How to plant climbers

How to plant climbers

Cover fences, walls and trellises by planting beautiful climbers – our climber planting guide shows you how.

A table displaying which months are best to sow, plant and harvest.
Jan Feb Mar Apr May Jun Jul Aug Sep Oct Nov Dec
To do
To do

Do not To do in January

Do not To do in February

Do To do in March

Do To do in April

Do To do in May

Do not To do in June

Do not To do in July

Do not To do in August

Do To do in September

Do To do in October

Do To do in November

Do not To do in December

Climbing plants like jasmine, clematis, honeysuckle and chocolate vine are fabulous for covering walls, fences, pergolas and arches.

Discover 10 climbers to grow.

Planting a climber is similar to planting any other plant, but with two key considerations. Firstly, bear in mind that climbers often have to cope with poor soil at the base of walls and fences, as well as cramped roots and water scarcity – planting by a wall or fence can create a ‘rain shadow’, which means that rain does not reach plants’ roots. Be sure to prepare the soil well, and plant the climber well away from the base of its supporting structure – between 30cm and 45cm is ideal.

Secondly, bear in mind that supports for the climber will need to be put in place before you plant your climber. Read our advice on training climbers.

Need more inspiration? Take a look at seven climbing plant combinations.

Discover how to plant climbers in our simple step-by-step guide.

Give your climber plenty of premium treatment during soil preparation and planting.

You Will Need

  • Plant supports
  • Garden spade
  • Organic matter
  • Loam topsoil
  • Slow-release fertiliser

Total time:

Step 1

Make sure your plant support, be it trellis, a fence or wires on a wall, is in good condition, and dig plenty of organic matter into the planting area – down to two spades’ depth if possible. If the bed is small and the soil poor, remove some of the soil and replace it with good topsoil mixed with organic matter and planting fertiliser.
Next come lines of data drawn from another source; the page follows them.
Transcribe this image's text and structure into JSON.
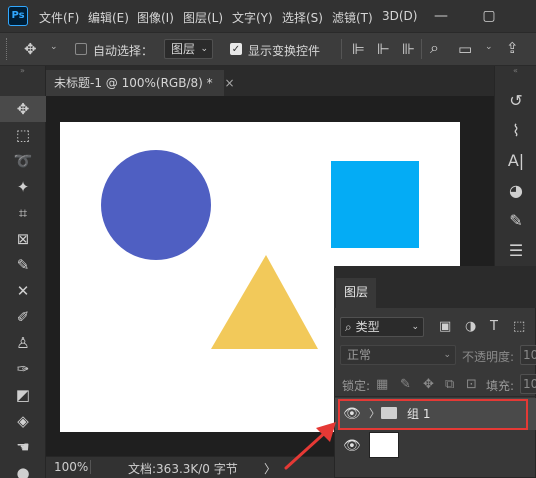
{
  "app": {
    "logo_text": "Ps"
  },
  "menu": {
    "items": [
      "文件(F)",
      "编辑(E)",
      "图像(I)",
      "图层(L)",
      "文字(Y)",
      "选择(S)",
      "滤镜(T)",
      "3D(D)"
    ]
  },
  "window_controls": {
    "minimize": "—",
    "maximize": "▢"
  },
  "options_bar": {
    "move_icon": "move-icon",
    "auto_select_label": "自动选择：",
    "auto_select_checked": false,
    "auto_select_target": "图层",
    "show_transform_label": "显示变换控件",
    "show_transform_checked": true
  },
  "document": {
    "tab_title": "未标题-1 @ 100%(RGB/8) *",
    "tab_close": "×",
    "canvas": {
      "background": "#ffffff",
      "shapes": [
        {
          "kind": "circle",
          "color": "#4f5fc2"
        },
        {
          "kind": "square",
          "color": "#04acf5"
        },
        {
          "kind": "triangle",
          "color": "#f2c95a"
        }
      ]
    }
  },
  "status_bar": {
    "zoom": "100%",
    "doc_info": "文档:363.3K/0 字节",
    "arrow": "〉"
  },
  "layers_panel": {
    "tab_label": "图层",
    "filter_label": "类型",
    "blend_mode": "正常",
    "opacity_label": "不透明度:",
    "opacity_value": "10",
    "lock_label": "锁定:",
    "fill_label": "填充:",
    "fill_value": "10",
    "layers": [
      {
        "name": "组 1",
        "type": "group",
        "visible": true,
        "selected": true
      },
      {
        "name": "",
        "type": "layer",
        "visible": true,
        "selected": false
      }
    ]
  },
  "annotation": {
    "highlight_color": "#e53935"
  },
  "colors": {
    "accent": "#31a8ff",
    "highlight": "#e53935"
  }
}
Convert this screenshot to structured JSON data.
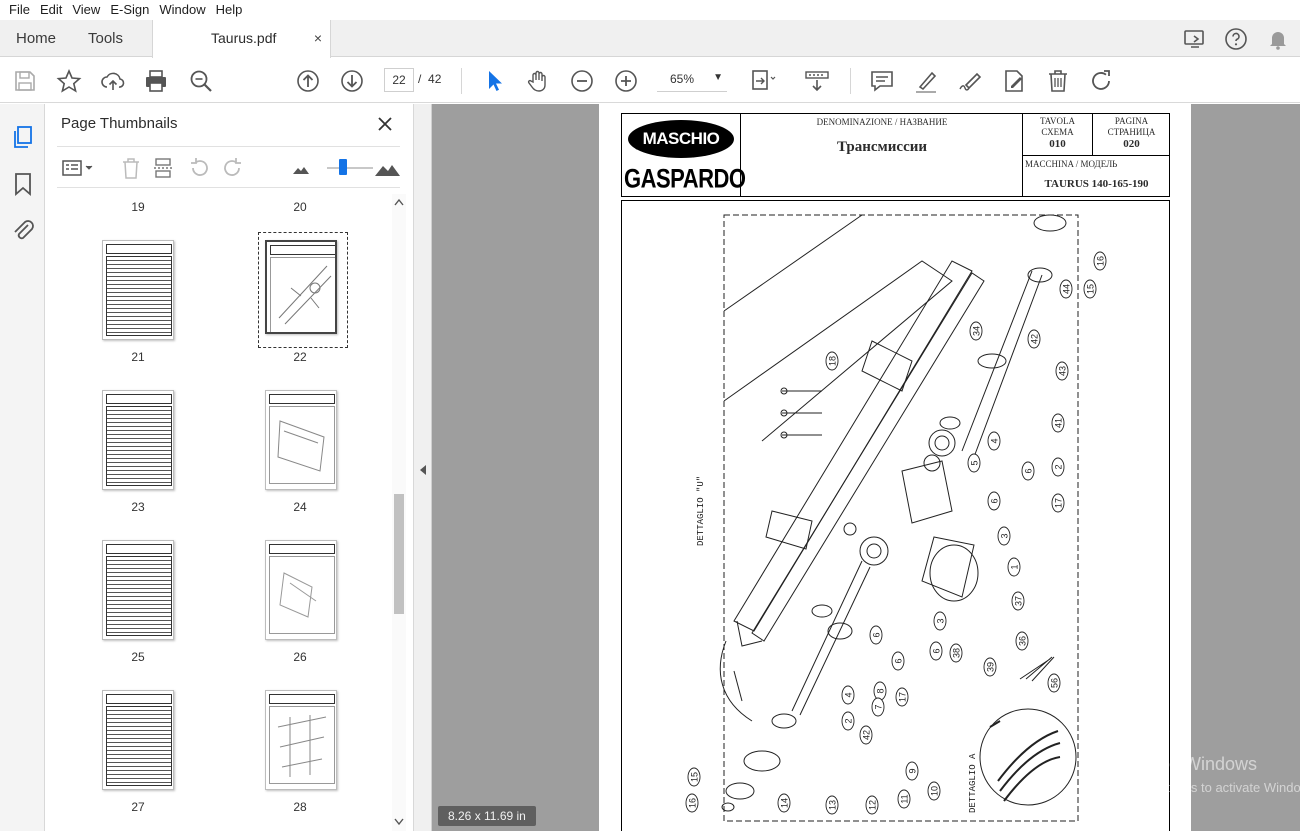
{
  "menu": [
    "File",
    "Edit",
    "View",
    "E-Sign",
    "Window",
    "Help"
  ],
  "tabs": {
    "home": "Home",
    "tools": "Tools",
    "document": "Taurus.pdf",
    "close": "×"
  },
  "toolbar": {
    "current_page": "22",
    "page_separator": "/",
    "total_pages": "42",
    "zoom": "65%"
  },
  "thumbnails": {
    "title": "Page Thumbnails",
    "pages": [
      {
        "label": "19",
        "kind": ""
      },
      {
        "label": "20",
        "kind": ""
      },
      {
        "label": "21",
        "kind": "table"
      },
      {
        "label": "22",
        "kind": "drawing",
        "selected": true
      },
      {
        "label": "23",
        "kind": "table"
      },
      {
        "label": "24",
        "kind": "drawing"
      },
      {
        "label": "25",
        "kind": "table"
      },
      {
        "label": "26",
        "kind": "drawing"
      },
      {
        "label": "27",
        "kind": "table"
      },
      {
        "label": "28",
        "kind": "drawing"
      }
    ]
  },
  "document": {
    "logo_top": "MASCHIO",
    "logo_bottom": "GASPARDO",
    "denomination_label": "DENOMINAZIONE / НАЗВАНИЕ",
    "denomination_title": "Трансмиссии",
    "tavola_label_1": "TAVOLA",
    "tavola_label_2": "СХЕМА",
    "tavola_value": "010",
    "pagina_label_1": "PAGINA",
    "pagina_label_2": "СТРАНИЦА",
    "pagina_value": "020",
    "model_label": "MACCHINA / МОДЕЛЬ",
    "model_value": "TAURUS 140-165-190",
    "detail_u": "DETTAGLIO \"U\"",
    "detail_a": "DETTAGLIO A",
    "callouts": [
      "16",
      "15",
      "44",
      "42",
      "43",
      "34",
      "18",
      "41",
      "2",
      "4",
      "5",
      "6",
      "17",
      "6",
      "3",
      "1",
      "37",
      "36",
      "39",
      "38",
      "6",
      "3",
      "6",
      "6",
      "17",
      "8",
      "4",
      "2",
      "7",
      "42",
      "9",
      "10",
      "11",
      "12",
      "13",
      "14",
      "15",
      "16",
      "56"
    ]
  },
  "status": {
    "page_size": "8.26 x 11.69 in"
  },
  "watermark": {
    "line1": "Activate Windows",
    "line2": "Go to Settings to activate Windows."
  },
  "colors": {
    "accent": "#1473e6",
    "canvas": "#9e9e9e",
    "tab_bar": "#f0f0f0"
  }
}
Adding organic matter to the soil
Adding organic matter to the soil

Step 2

Water the climber and remove it from its pot. Carefully tease the roots away from the rootball – this will encourage them to venture off into the newly conditioned soil.

Teasing he roots from the rootball
Teasing he roots from the rootball

Step 3

Dig a planting hole a little distance from the wall or fence to avoid the very driest spot – at least 30cm out, preferably 45cm. While most climbers should be planted with the top of the rootball at soil level, clematis benefit from being planted 10-15cm deeper. Climbing roses should have the knobbly graft union at soil level.

Planting the climber
Planting the climber

Step 4

Water in well, then untie the plant stems and spread them out evenly, leaning the stems in to their new support and tying in securely. For self-clinging climbers, put in short canes to bridge the gap between the plant and the support. Next year, growth is likely to be rapid and the plant will benefit from regular training and tying in so its stems don’t become tangled. Water during dry spells throughout the first growing season.

Watering the climbers
Watering the climbers

Keep plants well watered after planting – always water before they show signs of stress.

Watering can